I'd guess that the topic only marginally differs in different geographical regions. I narrowed the question to government agencies, because privately funded projects usually have contractual obligations that may vary substantially on individual basis and that may also not be publicly visible.
Let's assume a university employed researcher (e.g. tenure-track faculty) successfully applied for a grant, i.e. an amount of money for a defined period of time intended for research on the topic stated in the grant proposal.
As time goes by, the work progresses, papers are published, students work on their theses, etc. There is no apparent evidence of any foul play. However, the PI in question embezzles a relatively small but significant amount of money for various purposes (own pockets, financing another project, lab equipment that is not related to the project, ...).
Under what circumstances would the funding agency suspect that there wasn't enough progress made / work done or a misappropriation happened with the granted funds and start investigating? What are the mechanisms for detecting such cases?
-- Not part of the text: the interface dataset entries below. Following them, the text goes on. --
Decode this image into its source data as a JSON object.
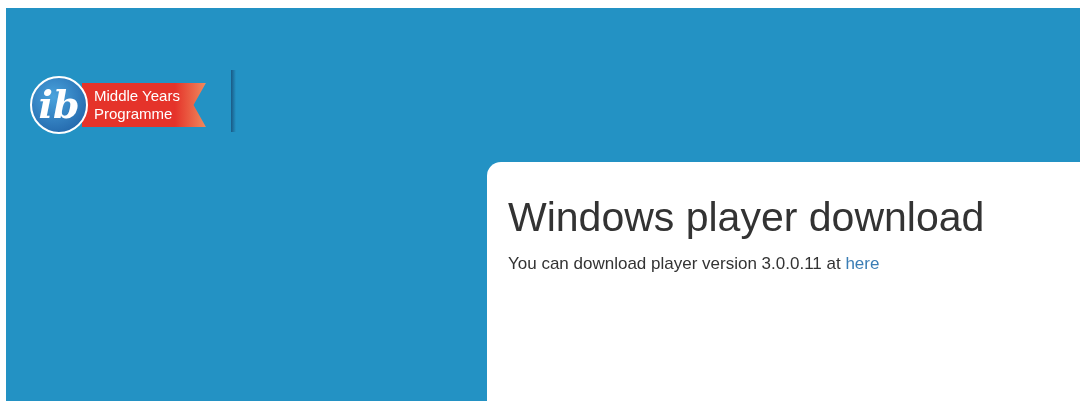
{
  "logo": {
    "mark": "ib",
    "lines": [
      "Middle Years",
      "Programme"
    ]
  },
  "card": {
    "title": "Windows player download",
    "text": "You can download player version 3.0.0.11 at ",
    "link": "here"
  }
}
Note that I causally link lack of progress and misappropriation mainly for illustrative purposes and I'm not suggesting that one can't happen without the other or that embezzlement is the only reason for poor results (or the only illegal action for that matter). Indeed, the discussion regarding the opposite case, i.e. when embezzlement happened, but the project yielded excellent results nonetheless, would be interesting for another question. My question is primarily concerned with the when and whether a funded project can be deemed insufficient and thus lead to an investigation.